There are many reasons why, but one thing he mentions in his weekly updates are the progress percentages for each project. And not only does he track the number of words written/edited each day, but he also has those progress bars right on the homepage of his website.
Of course, by having those progress bars be public, he adds an additional level of accountability that also makes him more motivated to stay on track. Not surprisingly, he's in a league of his own when it comes to writing consistently and avoids many of the challenges other authors face.
So if you have a metric that's easy to track and you have a clear goal (words per day, total word count), then progress bars are a great option.
You can make a simple Google Sheet like this one to track your progress. You can also add how many words you've written each day, and other data points as you wish.
Or you can track your progress in an analog way: on a whiteboard, on a piece of paper on the fridge, or on a post-it note on your monitor.
Analog tracking has several advantages:
- Your progress bar doesn't disappear from sight. You avoid the "out of sight out of mind" trap.
- You'll be reminded of your goal every time you walk by.
- Updating your progress bar will become a motivating ritual.
Lastly, sometimes having a more tactile way of understanding your progress is just more fun.
And now we're getting to the most advanced type of tracking.
5. Progress graphs
Last but not least, if you're the type who likes to collect data and tinker with Google Sheets, making a graph might be for you.
This is an example graph used to track writing.
Of course, this graph started out much simpler. What you see is the end result, tweaked over the course of over a month to be as motivating as possible. And motivating it was. Every morning, I'd come to my computer. Open the browser (this spreadsheet was pinned as the 1st tab), and I'd fill in the 0 for that day. The trend line would immediately dip, and I'd feel motivated to make it go back up.
You might have seen the above graph in some of our past materials or our book (that has even more detail on motivation and visualizing progress), so to give you a fresh and slightly different example, here's a snapshot of what visual tracking for our course looked like:
You can see that there are distinct stages for each lesson and it's obvious what the next task is—each checkbox is associated with a task. Breaking work into distinct stages is particularly useful for complex creative work that requires different "work modes." Outlining a lesson requires a different skill set than recording a lesson, or editing it, or testing it in the web app.

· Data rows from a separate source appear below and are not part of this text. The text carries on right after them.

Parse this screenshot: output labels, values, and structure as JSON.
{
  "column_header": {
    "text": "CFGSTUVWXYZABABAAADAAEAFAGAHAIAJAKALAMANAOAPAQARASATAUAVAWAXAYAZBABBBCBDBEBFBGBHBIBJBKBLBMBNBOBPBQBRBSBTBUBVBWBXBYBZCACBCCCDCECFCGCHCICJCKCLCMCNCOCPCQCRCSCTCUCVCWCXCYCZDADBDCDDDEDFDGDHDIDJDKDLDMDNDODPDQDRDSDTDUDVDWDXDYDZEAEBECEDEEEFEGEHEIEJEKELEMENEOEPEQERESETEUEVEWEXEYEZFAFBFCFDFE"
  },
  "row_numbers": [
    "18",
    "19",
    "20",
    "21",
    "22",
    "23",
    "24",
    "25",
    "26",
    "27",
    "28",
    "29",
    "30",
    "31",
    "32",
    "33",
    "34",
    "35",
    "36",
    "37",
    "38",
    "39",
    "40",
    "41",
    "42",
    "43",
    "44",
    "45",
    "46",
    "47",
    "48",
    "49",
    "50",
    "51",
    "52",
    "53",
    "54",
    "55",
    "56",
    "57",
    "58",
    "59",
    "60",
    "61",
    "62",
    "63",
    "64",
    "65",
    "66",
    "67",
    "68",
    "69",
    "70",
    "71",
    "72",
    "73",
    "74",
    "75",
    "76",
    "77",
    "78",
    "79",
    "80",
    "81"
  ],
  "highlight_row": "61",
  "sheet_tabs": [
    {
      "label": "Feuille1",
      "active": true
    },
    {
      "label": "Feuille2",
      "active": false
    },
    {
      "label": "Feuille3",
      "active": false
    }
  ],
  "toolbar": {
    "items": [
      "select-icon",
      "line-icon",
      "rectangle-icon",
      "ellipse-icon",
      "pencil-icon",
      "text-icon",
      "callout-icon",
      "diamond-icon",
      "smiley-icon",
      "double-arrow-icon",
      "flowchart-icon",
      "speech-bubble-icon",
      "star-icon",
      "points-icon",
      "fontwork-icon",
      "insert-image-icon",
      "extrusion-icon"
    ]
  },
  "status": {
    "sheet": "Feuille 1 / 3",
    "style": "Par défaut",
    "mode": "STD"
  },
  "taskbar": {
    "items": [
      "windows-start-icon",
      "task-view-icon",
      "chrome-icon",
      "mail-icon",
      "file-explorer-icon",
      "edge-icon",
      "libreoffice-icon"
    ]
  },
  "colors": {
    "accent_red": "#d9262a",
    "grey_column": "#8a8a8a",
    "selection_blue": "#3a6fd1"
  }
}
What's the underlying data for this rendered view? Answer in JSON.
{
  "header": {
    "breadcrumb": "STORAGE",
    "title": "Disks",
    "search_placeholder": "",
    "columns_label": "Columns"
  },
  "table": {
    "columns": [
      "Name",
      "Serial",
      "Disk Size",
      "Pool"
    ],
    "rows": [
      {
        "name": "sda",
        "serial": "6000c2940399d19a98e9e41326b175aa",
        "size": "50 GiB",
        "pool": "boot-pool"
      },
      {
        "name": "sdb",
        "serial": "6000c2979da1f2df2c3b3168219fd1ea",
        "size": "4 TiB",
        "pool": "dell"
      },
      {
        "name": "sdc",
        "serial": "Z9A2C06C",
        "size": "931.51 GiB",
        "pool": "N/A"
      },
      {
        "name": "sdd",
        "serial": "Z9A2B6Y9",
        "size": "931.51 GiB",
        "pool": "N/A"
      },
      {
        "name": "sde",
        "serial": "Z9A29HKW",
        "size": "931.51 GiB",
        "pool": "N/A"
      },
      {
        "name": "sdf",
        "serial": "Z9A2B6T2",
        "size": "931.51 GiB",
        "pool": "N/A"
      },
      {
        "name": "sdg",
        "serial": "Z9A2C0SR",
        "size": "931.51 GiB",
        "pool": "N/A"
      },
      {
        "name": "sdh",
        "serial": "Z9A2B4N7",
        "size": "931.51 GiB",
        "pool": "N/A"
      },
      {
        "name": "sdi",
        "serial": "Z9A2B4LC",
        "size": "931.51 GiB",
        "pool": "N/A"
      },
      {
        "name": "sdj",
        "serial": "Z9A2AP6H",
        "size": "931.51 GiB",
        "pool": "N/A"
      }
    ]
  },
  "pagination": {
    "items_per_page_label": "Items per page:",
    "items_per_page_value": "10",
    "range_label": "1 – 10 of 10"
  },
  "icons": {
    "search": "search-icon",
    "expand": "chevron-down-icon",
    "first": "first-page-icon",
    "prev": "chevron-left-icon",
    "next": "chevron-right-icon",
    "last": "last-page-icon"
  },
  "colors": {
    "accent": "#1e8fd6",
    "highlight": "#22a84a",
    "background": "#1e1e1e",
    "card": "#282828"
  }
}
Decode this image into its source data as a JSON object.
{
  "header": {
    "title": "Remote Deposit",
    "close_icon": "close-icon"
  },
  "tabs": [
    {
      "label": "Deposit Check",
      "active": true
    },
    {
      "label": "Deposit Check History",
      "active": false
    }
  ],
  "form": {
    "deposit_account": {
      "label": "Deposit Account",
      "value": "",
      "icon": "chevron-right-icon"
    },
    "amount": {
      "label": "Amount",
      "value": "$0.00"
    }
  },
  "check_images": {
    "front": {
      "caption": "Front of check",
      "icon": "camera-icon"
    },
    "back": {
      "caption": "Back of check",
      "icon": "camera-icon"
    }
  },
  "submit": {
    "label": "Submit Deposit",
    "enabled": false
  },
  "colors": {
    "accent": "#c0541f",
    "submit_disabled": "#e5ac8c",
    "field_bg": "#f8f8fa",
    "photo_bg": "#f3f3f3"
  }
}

When you separate out the stages, you can batch work by the state of mind/mode required.
Similar to tracking your time on a calendar, keeping a graph up to date requires some effort, but once you have the graph setup it's easy to get into a productive rhythm.
You can use any time tracking app out there or even a default feature like Screen Time on MacOS to see how much time you spent in a particular work app, and then just put it into the spreadsheet and see the graph update. Here's an example graph that you can tinker with.
Let's sum it up.
When you create a visual tracker, you'll be more aware of the progress you've made in the past, and that will inspire you to continue the upward trend.
Here are some ways to track your progress visually:
- Calendar blocks
- Progress bars
Using all of them is probably overkill, but if you use none, you will be less motivated to take action.
Once you record your efforts, you can start tinkering with your visual tracker, add totals or averages, and see how you're doing compared to your past self. It might even start to turn into a game:
I wrote 887 words today, 20 more than yesterday
I coded for 2 hours 20 min, my daily average went up
Today, I sent 23 emails, let's aim for 30 tomorrow
This will help you find wins and feel good about the effort that you put in. And that's how you stay motivated for longer.
Invisible progress demotivates. Make your progress visible.